Throughout the practice, Mom would either ignore her children’s misbehaviour (having obviously bought into the psycho-babble that if you ignore your children’s bad behaviour it’ll go away on its own) or she would threaten to leave early. At the respective ages of 6 and 8, this sister and brother team knew full well that the chance of Mom actually following through on her ultimatum was about as great as the chance of a meteor hurtling from space and leaving a giant crater at centre field. They live this way. These behaviours do not suddenly creep up once kids hit school. A 15-month-old baby is already checking to see whether “No” actually means “No,” and whether the promised consequences will come immediately or once Mom has finished counting to 3.
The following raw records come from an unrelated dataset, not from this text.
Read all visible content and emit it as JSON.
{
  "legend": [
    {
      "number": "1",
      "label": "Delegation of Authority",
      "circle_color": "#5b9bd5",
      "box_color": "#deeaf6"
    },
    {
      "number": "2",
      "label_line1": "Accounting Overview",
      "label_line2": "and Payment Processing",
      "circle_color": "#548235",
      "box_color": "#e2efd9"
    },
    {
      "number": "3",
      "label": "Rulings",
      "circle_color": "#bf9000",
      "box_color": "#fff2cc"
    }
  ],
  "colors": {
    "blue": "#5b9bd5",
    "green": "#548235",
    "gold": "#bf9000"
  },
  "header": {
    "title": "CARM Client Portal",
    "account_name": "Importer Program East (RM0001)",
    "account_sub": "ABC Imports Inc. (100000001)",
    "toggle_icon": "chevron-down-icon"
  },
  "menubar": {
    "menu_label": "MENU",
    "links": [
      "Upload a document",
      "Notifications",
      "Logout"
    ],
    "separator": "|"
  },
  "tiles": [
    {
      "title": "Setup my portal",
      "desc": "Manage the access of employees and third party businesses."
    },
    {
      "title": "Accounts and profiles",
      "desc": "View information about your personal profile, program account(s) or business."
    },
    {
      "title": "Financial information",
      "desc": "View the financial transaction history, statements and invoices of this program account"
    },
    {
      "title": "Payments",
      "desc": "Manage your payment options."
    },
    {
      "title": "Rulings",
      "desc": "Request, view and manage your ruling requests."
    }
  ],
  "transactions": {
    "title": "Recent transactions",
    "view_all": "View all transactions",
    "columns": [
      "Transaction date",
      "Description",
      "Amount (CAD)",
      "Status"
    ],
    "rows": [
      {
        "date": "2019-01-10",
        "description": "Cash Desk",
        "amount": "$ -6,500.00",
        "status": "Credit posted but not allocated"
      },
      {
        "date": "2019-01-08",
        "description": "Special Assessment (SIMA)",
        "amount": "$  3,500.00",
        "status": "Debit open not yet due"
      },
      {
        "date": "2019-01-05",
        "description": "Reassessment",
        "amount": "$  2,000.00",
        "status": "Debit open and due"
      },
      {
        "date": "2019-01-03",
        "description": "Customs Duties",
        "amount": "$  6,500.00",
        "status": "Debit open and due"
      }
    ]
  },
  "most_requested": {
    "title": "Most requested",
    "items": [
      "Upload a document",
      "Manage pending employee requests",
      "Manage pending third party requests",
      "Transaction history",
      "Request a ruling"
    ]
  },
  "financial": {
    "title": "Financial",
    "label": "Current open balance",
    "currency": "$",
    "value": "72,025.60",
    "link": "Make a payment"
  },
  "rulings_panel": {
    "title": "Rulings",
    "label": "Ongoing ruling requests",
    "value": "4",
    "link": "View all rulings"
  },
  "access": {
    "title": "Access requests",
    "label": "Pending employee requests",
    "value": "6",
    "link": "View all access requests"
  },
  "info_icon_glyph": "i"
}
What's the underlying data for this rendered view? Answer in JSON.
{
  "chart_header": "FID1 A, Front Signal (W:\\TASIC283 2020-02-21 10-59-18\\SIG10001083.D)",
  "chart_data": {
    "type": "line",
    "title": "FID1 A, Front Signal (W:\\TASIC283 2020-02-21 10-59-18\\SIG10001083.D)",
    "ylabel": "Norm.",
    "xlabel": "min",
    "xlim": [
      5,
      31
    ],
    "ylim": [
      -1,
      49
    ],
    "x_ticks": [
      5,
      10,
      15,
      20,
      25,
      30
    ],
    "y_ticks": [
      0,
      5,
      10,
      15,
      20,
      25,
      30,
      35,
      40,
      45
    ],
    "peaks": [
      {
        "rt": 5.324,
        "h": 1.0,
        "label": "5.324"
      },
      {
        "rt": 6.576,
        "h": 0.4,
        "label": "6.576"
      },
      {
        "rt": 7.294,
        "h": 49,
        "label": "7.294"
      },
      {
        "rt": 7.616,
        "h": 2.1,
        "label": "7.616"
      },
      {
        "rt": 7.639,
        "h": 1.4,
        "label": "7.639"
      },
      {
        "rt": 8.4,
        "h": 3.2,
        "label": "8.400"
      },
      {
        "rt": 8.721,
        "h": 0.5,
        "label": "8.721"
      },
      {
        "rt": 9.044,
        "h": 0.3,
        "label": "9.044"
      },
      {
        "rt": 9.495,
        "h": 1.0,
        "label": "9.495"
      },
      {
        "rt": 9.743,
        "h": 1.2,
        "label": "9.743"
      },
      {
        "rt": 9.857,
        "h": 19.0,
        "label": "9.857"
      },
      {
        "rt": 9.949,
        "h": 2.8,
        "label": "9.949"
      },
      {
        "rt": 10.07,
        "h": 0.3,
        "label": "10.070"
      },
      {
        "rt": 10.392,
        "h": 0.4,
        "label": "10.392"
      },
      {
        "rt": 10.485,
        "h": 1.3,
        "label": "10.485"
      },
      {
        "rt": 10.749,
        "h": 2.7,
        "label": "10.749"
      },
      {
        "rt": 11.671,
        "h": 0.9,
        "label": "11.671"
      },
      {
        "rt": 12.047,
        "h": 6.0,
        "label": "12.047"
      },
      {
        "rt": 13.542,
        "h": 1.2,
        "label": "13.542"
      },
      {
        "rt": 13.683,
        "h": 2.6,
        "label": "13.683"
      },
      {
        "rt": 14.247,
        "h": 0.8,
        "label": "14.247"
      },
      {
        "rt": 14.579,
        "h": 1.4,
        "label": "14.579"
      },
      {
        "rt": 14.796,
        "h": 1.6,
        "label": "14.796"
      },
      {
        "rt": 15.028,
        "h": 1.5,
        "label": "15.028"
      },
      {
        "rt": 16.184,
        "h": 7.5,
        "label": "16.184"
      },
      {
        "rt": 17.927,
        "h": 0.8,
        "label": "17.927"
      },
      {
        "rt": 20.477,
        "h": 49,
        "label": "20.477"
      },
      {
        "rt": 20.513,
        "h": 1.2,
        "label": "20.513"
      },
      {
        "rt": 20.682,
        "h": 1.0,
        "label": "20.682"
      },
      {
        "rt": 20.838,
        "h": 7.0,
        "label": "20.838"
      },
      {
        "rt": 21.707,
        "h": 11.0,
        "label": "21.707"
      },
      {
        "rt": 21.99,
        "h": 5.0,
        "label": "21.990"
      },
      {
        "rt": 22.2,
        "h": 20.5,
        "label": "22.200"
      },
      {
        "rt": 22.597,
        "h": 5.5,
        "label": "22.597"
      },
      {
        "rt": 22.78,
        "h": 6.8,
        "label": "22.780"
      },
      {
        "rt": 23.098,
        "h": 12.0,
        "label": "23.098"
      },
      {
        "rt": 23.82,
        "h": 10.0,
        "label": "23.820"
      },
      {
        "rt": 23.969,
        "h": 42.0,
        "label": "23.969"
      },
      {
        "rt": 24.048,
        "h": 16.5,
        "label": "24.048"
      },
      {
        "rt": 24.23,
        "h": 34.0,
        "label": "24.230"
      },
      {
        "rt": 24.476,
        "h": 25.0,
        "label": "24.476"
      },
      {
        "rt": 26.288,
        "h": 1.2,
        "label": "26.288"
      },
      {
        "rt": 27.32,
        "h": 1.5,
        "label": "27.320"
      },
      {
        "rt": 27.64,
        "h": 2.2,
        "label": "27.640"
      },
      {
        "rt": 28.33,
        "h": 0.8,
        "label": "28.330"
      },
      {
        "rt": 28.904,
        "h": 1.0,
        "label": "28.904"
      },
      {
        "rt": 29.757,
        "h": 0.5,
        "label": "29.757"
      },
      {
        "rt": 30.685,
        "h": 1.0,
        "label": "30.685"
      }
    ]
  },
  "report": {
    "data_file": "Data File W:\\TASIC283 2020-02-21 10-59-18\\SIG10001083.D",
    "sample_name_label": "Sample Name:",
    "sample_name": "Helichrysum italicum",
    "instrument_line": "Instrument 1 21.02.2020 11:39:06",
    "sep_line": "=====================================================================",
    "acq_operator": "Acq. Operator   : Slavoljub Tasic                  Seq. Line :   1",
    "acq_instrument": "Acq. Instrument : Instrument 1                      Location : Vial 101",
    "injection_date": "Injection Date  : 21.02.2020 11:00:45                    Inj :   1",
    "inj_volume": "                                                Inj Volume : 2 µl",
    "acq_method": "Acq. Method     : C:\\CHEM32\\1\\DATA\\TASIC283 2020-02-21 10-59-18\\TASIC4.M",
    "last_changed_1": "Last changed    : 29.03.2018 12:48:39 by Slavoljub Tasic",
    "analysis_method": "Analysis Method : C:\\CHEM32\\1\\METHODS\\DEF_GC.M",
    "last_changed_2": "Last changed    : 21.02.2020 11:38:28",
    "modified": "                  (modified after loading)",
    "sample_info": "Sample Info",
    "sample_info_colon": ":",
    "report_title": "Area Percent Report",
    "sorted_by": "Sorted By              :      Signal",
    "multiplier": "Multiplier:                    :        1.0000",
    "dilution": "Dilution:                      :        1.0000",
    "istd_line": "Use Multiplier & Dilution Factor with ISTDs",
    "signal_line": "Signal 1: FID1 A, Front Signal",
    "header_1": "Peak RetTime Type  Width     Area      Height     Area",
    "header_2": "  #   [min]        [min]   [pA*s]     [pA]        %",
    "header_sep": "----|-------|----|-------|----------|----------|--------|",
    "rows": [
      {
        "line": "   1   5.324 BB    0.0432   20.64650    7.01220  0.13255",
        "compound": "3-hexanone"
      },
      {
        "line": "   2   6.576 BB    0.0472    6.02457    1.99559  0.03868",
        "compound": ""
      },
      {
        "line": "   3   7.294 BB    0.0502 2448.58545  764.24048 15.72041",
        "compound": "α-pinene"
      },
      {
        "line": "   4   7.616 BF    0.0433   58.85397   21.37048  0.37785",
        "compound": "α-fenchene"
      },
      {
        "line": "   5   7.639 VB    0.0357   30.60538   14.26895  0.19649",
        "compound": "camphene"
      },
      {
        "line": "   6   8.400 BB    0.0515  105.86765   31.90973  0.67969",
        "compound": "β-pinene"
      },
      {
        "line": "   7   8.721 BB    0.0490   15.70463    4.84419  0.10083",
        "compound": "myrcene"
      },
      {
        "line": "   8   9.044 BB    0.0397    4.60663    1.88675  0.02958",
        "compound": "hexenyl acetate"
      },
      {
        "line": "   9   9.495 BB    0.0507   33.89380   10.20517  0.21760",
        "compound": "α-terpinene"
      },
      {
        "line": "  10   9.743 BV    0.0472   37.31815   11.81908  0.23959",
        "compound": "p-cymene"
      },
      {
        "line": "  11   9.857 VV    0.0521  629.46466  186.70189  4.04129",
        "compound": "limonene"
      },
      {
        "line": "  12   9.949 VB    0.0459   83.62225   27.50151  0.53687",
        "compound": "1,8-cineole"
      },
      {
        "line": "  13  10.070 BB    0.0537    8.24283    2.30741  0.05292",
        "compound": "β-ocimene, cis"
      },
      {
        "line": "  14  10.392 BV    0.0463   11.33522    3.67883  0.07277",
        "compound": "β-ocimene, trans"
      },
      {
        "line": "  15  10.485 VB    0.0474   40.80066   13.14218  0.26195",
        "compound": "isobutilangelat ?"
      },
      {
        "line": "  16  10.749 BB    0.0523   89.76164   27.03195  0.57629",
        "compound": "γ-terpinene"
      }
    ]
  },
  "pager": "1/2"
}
Please understand that I am no perfect parent. The pages of this blog are filled to overflowing with tales of my children’s misbehaviours and my failures as a parent. Since becoming a parent I have become much more gracious of other parents who struggle with tough-to-manage children. I have been there, am living there, and will most likely continue to live there. I understand that there are tough nuts out there, and many of them are under the age of 10. But folks, could we at least all agree to follow through on the promises we make to our children? And to do it in short order? For the sake of their future school teachers, piano teachers, soccer coaches, and parole officers, could we please place a higher priority on letting our children know that when we say “No” that really means “No?” And could we please all agree to just go ahead and let the promised consequence rain down as soon as the children step out of line again after we’ve told them not to (once)? A child doesn’t need three warnings any more than the guy caught drinking and driving does. Although I am not a police officer, I know enough about that line of work to know that no self-respecting police officer will threaten 5 times and then count to 3 before actually slapping the cuffs on a guy. It’s ludicrous in policing, and it’s just as ridiculous and ineffective in the world of parenting.

Yes there are children who are more difficult to parent than others. But as I am learning with my own kids, those are the kids who need the solid boundaries most desperately. When we discussed the soccer practice afterwards, both boys told of their respective Disruptors without any prodding from us. Both commented on how annoying they had been to the rest of the team. And when I asked them whether they thought the Disruptive Duo had had fun, they had to admit that no, they probably hadn’t. It’s not a lot of fun sulking on the sidelines, or not being involved in the practice with your team, simply because you need to wage war with the parent that hasn’t enforced clear boundaries. It was a great moment for us to explain to the kids that we are teaching them obedience because we want them to be happy, not because we want to rob them of their joie de vivre.

No, our children are not perfect; nor is our parenting. But by God’s grace our boys are respectful and obedient to those in authority, and there’s something to be said for that.

Leave a comment »